Problem requirements:
Your job is to report every line of the entries that has "black".

(Dataset items)

%%

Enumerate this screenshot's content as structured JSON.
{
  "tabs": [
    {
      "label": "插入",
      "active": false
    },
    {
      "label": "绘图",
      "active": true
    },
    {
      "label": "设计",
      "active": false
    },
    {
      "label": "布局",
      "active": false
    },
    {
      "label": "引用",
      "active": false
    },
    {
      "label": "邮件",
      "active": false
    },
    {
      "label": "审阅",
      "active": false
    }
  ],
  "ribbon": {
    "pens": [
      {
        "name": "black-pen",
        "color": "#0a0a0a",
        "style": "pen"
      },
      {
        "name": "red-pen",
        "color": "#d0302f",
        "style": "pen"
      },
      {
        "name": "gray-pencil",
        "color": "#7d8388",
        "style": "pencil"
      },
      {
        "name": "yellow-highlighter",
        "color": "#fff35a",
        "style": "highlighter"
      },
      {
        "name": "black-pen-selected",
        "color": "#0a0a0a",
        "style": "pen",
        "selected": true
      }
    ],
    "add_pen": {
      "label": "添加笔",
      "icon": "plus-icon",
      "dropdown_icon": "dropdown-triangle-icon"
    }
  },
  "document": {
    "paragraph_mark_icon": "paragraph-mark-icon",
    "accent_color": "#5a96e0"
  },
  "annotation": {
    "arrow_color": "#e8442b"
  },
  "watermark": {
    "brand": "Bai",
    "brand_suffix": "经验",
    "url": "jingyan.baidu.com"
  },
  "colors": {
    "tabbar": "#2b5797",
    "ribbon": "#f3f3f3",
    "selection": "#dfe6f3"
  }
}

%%

Reply to the exercise:
        "name": "black-pen",
        "name": "black-pen-selected",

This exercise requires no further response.